- LISTED ENTRIES
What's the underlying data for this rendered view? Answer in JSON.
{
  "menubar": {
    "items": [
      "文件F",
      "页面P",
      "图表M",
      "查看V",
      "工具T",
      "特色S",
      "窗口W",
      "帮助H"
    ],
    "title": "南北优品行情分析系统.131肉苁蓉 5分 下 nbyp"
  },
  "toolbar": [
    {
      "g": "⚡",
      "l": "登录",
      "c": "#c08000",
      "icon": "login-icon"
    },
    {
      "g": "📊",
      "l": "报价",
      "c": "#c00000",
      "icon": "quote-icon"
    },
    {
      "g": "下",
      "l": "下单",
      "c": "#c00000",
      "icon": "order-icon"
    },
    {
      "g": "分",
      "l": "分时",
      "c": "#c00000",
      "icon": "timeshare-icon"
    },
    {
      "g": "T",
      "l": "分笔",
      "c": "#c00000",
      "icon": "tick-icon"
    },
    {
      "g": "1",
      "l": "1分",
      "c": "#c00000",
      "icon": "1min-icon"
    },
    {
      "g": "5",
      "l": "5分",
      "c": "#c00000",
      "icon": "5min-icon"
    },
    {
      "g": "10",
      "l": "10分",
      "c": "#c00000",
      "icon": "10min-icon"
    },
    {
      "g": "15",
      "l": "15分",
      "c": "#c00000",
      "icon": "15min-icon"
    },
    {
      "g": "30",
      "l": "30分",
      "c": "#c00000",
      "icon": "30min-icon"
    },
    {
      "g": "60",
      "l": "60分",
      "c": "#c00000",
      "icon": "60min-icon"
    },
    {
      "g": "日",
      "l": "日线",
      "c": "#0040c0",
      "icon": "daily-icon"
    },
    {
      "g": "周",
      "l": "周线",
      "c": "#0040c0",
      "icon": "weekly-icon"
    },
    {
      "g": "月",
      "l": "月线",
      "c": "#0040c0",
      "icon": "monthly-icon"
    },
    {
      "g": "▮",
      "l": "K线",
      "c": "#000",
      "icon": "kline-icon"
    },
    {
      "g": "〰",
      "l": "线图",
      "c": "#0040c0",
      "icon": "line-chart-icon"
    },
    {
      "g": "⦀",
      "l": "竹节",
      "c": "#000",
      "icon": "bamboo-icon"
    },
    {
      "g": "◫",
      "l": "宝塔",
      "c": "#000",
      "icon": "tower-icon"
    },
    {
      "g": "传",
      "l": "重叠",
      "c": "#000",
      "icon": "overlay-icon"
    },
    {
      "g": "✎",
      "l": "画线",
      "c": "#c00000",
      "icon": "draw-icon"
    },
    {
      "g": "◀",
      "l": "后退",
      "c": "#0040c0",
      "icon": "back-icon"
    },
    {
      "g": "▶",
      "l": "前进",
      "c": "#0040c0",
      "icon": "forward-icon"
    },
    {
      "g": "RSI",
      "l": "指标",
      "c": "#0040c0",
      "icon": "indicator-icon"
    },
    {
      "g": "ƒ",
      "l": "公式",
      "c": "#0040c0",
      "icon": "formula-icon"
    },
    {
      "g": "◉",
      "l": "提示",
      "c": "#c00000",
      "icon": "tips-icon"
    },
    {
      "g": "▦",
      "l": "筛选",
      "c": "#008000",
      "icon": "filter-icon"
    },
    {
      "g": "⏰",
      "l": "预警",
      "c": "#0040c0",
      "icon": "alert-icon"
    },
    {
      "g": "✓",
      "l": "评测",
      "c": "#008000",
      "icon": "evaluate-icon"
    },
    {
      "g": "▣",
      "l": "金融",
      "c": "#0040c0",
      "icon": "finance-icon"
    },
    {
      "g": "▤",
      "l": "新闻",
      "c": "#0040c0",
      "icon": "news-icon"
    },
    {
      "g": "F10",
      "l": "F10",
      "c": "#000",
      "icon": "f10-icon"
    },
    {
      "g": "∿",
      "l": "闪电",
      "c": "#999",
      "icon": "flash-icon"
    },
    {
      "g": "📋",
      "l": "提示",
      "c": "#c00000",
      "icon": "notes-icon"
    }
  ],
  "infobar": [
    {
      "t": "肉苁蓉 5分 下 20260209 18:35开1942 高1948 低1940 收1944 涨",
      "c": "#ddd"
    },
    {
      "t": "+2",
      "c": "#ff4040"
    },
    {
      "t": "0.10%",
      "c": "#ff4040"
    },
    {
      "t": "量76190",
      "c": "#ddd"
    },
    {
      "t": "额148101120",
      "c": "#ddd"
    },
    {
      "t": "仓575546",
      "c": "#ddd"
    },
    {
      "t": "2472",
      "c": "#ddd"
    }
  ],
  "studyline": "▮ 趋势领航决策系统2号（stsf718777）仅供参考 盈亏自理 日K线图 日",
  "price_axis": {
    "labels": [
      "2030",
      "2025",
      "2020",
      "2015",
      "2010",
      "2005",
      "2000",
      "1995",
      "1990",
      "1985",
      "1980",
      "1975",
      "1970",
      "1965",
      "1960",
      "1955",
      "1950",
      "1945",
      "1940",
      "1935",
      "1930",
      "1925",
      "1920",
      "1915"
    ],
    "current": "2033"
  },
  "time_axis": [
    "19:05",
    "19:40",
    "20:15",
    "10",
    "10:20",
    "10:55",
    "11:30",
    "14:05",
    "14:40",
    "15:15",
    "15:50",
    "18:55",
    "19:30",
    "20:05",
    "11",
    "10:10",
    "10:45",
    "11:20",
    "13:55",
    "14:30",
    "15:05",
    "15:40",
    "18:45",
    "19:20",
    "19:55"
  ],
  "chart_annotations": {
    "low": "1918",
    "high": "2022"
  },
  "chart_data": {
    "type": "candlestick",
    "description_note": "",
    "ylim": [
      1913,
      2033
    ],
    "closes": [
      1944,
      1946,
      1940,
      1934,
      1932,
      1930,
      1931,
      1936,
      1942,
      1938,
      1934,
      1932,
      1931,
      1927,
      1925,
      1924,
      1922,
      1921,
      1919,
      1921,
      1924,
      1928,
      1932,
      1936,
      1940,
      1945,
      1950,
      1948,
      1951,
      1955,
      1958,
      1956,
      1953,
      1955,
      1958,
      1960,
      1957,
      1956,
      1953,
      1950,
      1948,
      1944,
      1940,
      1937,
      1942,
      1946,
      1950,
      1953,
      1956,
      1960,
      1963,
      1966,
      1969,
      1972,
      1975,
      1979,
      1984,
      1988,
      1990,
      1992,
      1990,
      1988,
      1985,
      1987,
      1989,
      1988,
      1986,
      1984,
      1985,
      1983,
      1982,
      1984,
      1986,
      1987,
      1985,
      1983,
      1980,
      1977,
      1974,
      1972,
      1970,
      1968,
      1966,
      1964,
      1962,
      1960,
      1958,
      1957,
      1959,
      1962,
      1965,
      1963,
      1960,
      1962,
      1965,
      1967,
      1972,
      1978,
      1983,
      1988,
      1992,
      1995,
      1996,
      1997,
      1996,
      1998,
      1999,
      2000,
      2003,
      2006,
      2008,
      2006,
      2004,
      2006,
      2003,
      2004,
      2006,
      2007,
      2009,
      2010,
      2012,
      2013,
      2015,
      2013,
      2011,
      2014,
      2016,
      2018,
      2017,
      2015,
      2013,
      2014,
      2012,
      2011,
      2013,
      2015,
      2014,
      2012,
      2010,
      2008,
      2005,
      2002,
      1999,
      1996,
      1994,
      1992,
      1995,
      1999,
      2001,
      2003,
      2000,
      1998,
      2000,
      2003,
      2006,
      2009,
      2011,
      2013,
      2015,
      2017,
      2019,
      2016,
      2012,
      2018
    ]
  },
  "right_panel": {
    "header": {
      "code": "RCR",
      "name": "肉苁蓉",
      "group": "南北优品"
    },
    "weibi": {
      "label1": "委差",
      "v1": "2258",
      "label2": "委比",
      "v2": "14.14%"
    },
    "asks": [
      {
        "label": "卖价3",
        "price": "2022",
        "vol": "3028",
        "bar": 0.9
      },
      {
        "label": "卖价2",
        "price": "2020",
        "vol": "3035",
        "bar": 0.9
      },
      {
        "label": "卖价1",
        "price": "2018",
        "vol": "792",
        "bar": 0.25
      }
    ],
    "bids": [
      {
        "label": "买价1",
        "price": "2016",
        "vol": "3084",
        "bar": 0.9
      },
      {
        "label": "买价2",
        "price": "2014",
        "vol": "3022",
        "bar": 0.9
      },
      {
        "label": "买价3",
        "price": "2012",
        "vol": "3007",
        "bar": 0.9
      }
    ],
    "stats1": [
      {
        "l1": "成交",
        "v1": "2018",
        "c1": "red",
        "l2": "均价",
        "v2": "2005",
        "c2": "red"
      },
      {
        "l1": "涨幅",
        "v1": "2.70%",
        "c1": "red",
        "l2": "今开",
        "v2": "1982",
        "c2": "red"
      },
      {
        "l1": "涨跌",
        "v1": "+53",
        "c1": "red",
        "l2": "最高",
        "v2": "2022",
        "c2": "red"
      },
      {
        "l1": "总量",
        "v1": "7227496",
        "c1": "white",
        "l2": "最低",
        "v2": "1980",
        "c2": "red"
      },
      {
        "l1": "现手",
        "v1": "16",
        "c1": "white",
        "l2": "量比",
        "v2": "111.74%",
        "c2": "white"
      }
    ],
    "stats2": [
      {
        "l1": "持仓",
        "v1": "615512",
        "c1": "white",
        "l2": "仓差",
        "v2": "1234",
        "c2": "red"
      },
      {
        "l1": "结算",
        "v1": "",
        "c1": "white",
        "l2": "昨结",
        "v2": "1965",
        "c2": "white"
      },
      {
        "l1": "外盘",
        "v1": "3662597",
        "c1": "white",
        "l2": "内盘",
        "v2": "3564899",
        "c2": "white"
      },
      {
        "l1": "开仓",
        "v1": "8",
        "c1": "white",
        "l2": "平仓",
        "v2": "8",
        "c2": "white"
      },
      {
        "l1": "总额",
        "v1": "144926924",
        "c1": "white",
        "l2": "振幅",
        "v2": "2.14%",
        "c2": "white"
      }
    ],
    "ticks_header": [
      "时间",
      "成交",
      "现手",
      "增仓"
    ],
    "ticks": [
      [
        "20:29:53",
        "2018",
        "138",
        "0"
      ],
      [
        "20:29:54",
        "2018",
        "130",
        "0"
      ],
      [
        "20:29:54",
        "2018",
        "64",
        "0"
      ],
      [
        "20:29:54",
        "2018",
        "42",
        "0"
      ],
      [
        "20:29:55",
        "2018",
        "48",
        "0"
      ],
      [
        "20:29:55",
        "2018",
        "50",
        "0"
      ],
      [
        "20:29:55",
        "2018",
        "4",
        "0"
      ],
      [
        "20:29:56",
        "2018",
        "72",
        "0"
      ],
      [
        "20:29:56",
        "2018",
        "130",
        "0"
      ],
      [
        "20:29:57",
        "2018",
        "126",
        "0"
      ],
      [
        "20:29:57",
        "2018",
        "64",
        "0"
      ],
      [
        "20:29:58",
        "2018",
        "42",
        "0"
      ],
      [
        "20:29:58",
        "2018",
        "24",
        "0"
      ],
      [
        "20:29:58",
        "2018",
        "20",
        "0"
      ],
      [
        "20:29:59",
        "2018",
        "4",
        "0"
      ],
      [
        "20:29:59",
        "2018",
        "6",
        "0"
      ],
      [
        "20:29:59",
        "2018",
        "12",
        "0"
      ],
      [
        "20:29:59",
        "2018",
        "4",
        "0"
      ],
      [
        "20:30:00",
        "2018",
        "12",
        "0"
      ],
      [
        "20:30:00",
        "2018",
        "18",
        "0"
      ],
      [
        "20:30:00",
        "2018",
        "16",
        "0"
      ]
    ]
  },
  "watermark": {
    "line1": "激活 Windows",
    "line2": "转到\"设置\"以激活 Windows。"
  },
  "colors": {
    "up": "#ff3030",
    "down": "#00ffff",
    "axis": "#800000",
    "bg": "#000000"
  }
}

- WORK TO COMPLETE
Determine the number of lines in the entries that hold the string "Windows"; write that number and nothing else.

- RESULT FOR THIS TASK
2